“Farmers control a lot of land. They have a role in managing carbon. And while they may be worried about additional regulations, they can have a voice in how they are compensated,” says Scott. “It is a business opportunity. Farmers should be seen as part of the solution.”
California Case Study
Look no further than California for a real-world Low-Carbon Fuel Standard success story. The California Air Resources Board (CARB) reports biodiesel and renewable diesel have contributed to the largest cut in transportation sources of greenhouse gas emissions ever. Data show since 2011, biodiesel and renewable diesel have displaced more than 18 million tons of CO2.
According to Floyd Vergara, long time CARB official and now NBB director of state regulatory affairs based in Sacramento, the standard was put in place in 2008 when university research confirmed that transportation fuels create half of the state’s greenhouse gas emissions and small forming pollutants that lead to human health problems.

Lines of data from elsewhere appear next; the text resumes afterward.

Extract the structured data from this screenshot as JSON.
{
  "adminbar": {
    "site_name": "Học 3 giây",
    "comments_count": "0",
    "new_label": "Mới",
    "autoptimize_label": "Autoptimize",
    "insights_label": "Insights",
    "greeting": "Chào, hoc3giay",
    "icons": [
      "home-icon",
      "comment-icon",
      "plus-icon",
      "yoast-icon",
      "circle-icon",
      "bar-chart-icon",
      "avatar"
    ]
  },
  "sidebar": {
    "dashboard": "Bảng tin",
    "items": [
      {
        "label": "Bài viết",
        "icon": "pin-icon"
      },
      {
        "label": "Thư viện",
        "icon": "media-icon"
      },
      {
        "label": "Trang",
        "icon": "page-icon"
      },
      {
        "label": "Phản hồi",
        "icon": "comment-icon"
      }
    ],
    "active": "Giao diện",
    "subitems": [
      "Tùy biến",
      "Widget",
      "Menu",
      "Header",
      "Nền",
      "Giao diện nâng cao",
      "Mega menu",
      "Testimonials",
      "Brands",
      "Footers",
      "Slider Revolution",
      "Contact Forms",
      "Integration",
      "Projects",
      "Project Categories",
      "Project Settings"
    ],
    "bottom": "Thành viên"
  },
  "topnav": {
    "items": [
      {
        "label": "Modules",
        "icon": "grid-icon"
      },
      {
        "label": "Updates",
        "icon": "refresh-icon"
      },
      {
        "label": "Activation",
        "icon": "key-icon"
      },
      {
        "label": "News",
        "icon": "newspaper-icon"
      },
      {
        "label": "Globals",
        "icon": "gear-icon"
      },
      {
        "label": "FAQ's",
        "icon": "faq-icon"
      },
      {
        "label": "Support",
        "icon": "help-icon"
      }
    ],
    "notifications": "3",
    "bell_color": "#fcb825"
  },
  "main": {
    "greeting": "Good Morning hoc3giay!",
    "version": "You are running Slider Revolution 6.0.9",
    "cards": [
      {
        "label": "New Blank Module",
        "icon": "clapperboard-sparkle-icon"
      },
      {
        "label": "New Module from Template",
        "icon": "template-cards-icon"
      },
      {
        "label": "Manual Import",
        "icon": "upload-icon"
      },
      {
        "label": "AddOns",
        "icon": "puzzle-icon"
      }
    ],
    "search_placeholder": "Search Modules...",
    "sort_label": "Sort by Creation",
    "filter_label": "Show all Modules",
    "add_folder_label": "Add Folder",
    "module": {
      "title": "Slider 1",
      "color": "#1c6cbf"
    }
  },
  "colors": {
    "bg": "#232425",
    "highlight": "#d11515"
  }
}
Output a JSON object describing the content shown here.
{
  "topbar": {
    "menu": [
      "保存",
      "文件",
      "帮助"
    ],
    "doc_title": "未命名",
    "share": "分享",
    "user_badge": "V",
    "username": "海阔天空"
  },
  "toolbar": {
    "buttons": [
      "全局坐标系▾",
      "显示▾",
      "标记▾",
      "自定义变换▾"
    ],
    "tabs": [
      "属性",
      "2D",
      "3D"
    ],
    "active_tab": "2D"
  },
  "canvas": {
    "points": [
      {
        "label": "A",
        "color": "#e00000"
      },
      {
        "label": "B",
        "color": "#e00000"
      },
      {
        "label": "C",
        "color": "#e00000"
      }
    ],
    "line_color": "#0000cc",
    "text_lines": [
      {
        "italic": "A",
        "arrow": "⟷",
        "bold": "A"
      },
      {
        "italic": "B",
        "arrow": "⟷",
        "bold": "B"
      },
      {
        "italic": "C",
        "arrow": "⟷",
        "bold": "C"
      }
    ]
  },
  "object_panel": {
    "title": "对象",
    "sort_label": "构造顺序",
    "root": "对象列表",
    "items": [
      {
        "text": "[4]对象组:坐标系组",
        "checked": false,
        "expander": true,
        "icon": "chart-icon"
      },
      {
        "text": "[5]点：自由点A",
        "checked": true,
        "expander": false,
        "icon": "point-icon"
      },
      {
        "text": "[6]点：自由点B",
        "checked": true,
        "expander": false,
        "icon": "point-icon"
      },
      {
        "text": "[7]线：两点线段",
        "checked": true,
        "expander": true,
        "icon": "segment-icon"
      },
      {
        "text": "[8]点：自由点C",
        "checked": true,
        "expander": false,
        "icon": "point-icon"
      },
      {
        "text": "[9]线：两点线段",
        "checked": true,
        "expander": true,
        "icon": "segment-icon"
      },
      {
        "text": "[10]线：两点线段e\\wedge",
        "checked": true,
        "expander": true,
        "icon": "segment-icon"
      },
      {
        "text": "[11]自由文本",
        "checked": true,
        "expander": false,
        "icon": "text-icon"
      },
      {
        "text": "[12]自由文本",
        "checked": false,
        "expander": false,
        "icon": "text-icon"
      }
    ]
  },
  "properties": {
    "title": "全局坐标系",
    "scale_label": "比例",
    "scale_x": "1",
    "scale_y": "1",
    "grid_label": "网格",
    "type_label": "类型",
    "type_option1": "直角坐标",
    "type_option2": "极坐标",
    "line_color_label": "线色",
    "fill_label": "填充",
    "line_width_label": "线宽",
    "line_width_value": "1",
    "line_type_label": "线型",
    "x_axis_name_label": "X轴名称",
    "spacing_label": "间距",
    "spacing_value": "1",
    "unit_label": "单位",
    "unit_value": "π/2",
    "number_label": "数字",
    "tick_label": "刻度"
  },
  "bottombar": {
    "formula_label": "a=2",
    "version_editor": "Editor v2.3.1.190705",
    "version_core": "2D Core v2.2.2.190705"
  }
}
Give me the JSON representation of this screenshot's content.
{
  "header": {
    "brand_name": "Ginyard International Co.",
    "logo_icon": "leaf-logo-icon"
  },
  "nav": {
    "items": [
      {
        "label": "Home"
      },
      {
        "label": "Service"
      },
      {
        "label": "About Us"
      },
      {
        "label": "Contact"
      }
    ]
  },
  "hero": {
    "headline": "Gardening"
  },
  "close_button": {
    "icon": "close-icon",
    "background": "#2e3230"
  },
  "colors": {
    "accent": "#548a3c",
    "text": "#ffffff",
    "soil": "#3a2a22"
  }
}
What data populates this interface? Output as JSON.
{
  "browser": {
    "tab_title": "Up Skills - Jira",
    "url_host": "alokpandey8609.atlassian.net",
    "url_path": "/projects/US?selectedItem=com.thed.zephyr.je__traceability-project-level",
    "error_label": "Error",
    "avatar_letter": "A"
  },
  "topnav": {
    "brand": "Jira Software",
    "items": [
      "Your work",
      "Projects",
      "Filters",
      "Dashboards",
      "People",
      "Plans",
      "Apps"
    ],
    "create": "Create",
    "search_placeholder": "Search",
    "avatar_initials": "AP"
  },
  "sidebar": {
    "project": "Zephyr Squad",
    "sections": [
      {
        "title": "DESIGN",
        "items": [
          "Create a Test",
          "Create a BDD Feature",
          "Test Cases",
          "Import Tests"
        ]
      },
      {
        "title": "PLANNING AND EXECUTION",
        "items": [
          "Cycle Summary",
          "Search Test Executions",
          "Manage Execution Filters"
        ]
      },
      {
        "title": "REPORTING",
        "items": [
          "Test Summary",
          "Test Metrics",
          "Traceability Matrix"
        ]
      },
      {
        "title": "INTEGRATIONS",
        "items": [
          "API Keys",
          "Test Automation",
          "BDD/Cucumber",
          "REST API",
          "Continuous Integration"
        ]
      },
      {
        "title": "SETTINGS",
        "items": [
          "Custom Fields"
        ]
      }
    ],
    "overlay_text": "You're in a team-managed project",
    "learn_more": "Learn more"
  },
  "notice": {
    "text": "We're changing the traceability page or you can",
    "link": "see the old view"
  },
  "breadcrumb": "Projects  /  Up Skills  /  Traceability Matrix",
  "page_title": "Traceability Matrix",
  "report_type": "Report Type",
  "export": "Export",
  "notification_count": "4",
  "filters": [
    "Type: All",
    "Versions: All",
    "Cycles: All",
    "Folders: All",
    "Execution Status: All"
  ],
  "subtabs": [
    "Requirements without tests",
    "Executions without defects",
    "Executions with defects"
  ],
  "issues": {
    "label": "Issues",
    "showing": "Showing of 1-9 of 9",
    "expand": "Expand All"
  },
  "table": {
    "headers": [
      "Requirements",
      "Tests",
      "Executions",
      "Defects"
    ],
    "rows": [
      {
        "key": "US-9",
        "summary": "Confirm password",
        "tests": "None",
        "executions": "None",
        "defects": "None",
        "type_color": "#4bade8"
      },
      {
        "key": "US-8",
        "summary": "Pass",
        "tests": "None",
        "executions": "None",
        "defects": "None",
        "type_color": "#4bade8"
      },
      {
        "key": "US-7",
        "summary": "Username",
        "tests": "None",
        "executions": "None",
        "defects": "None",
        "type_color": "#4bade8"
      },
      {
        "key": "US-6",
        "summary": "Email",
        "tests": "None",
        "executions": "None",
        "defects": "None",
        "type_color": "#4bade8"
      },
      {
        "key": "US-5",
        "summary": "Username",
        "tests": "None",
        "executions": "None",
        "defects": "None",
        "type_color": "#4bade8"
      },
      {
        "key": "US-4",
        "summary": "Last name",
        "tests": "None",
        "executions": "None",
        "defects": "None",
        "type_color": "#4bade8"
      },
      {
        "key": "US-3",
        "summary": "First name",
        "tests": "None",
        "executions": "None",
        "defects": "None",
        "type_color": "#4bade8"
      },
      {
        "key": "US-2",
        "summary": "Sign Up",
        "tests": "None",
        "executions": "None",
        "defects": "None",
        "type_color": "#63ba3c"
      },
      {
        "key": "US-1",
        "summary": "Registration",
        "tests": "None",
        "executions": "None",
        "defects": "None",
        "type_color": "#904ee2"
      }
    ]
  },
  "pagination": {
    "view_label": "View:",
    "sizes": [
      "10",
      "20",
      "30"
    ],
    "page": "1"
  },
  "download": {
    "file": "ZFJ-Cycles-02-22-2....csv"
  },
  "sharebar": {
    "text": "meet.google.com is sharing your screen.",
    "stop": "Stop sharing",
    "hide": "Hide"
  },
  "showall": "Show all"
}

“Researchers identified both electrification and biofuels as solutions, and biodiesel and renewable diesel were found to be the best alternatives at this time,” he states. “Under the standard, credits can be generated in one area and sold or transferred to another.”
In California, the light-duty transportation sector needs credits that using high energy intensity liquid biofuels like biodiesel in the heavy-duty category can fill. The state says electrification in the heavy-duty sector will take several decades while biodiesel fills the need immediately. Since 2011, biodiesel and renewable diesel have represented 41 percent of the generated credits.
“That is a value-added market opportunity for soybean farmers,” says NBB’s Don Scott.
Vergara offers three tips for other states that wish to follow California’s successful lead:
- Don’t ignore the transportation sector. It generates half of the problem in California and is likely a similar percentage in most other states.
- Alternative fuels like biodiesel promote the use of mature technologies. Fleets have no problems with the fuel and can switch over seamlessly.
- Consider a Low-Carbon Fuel Standard like the ones in California and also Oregon. The standard provides a strong market signal that has incentivized biofuel producers to put more supply into the stream to meet the uptick in demand. California went from using 14 million gallons in 2011 to 600 million gallons estimated in 2019.
“Long-term, the approach has to be holistic. California hopes to be carbon neutral by 2045,” says Vergara. “That means policies must improve the carbon sink (storage) for agricultural lands. The goal is to absorb more CO2 in the ground to offset CO2 levels in the air.”